In a recent study, researchers from the University Hospital Jean Minjoz (Besacon, France) demonstrated that optical coherence tomography (OCT) imaging can more readily visualize the coronary arteries in patients undergoing percutaneous coronary intervention (PCI) and lead to better outcomes when compared to standard angiography-guided PCI.
The study found that OCT provided useful additional information beyond that obtained solely by angiography, and impacted directly on physician decision-making. In fact, the use of OCT led to a change in procedural strategy in half of the cases.

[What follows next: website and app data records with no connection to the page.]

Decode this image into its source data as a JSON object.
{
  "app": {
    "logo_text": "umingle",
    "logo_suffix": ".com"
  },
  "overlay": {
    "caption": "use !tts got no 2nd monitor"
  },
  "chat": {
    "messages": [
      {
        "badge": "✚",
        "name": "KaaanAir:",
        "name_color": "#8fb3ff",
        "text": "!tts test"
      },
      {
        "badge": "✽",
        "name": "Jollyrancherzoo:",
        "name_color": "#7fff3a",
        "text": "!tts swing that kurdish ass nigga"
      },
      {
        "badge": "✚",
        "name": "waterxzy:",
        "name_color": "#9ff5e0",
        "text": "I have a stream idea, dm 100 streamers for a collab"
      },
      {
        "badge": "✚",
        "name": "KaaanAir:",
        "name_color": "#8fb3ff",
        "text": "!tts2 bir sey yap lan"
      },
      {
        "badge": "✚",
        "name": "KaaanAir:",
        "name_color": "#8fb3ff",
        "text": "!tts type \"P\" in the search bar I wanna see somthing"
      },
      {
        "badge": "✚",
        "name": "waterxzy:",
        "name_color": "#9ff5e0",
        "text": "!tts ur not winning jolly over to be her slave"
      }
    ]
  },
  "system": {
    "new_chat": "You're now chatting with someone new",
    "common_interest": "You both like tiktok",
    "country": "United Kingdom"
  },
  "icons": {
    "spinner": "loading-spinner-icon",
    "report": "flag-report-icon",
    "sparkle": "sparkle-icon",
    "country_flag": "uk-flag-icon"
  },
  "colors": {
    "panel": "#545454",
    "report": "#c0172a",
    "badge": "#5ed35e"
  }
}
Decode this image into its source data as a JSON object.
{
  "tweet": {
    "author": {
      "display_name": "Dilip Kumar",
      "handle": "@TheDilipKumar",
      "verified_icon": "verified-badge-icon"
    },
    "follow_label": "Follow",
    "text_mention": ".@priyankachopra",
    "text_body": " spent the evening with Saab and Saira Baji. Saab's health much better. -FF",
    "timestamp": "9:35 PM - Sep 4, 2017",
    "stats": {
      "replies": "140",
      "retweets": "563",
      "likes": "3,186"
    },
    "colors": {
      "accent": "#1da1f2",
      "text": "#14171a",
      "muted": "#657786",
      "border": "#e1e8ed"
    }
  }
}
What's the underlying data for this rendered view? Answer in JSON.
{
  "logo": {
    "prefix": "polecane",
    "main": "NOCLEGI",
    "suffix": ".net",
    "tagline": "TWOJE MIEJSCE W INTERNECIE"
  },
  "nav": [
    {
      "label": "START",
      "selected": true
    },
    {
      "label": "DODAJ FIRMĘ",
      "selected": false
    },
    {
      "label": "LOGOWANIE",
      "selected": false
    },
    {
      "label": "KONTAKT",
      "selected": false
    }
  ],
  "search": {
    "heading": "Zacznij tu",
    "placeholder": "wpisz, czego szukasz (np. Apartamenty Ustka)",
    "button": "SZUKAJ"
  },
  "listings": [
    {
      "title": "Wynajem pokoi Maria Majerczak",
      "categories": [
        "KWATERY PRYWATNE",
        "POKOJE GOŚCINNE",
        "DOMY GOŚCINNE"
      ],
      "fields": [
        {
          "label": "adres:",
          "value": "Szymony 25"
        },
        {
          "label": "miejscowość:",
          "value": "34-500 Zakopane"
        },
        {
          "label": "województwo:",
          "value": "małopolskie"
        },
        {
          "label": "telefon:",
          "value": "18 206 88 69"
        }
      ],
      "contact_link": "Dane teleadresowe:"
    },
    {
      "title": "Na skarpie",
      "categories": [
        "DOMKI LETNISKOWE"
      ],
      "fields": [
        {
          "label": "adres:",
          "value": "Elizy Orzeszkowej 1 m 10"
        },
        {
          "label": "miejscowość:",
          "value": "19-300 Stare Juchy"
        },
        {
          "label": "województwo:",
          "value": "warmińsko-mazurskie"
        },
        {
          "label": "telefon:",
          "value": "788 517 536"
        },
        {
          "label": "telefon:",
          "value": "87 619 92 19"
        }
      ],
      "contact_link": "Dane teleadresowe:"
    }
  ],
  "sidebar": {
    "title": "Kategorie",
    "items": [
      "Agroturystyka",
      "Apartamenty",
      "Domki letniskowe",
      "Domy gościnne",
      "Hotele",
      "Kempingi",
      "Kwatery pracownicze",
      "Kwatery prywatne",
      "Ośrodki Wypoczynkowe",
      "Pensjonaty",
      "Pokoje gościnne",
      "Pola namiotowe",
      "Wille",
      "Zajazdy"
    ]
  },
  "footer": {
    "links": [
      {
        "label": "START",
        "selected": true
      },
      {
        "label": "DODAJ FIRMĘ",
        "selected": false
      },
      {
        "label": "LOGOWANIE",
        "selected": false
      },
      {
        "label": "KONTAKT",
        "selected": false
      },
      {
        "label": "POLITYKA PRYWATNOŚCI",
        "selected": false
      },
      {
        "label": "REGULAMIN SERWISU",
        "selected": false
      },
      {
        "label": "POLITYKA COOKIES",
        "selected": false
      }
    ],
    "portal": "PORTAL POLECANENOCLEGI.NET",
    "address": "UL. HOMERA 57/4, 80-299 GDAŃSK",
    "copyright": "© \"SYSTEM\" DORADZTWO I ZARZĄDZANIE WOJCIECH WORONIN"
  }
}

In cardiology, the use of OCT involves introducing a miniature fiber optic catheter into the coronary artery to check vessel size, lesion traits and both stent positioning and expansion. OCT is also used in ophthalmology to assess the progression of macular degeneration, glaucoma and other ocular diseases.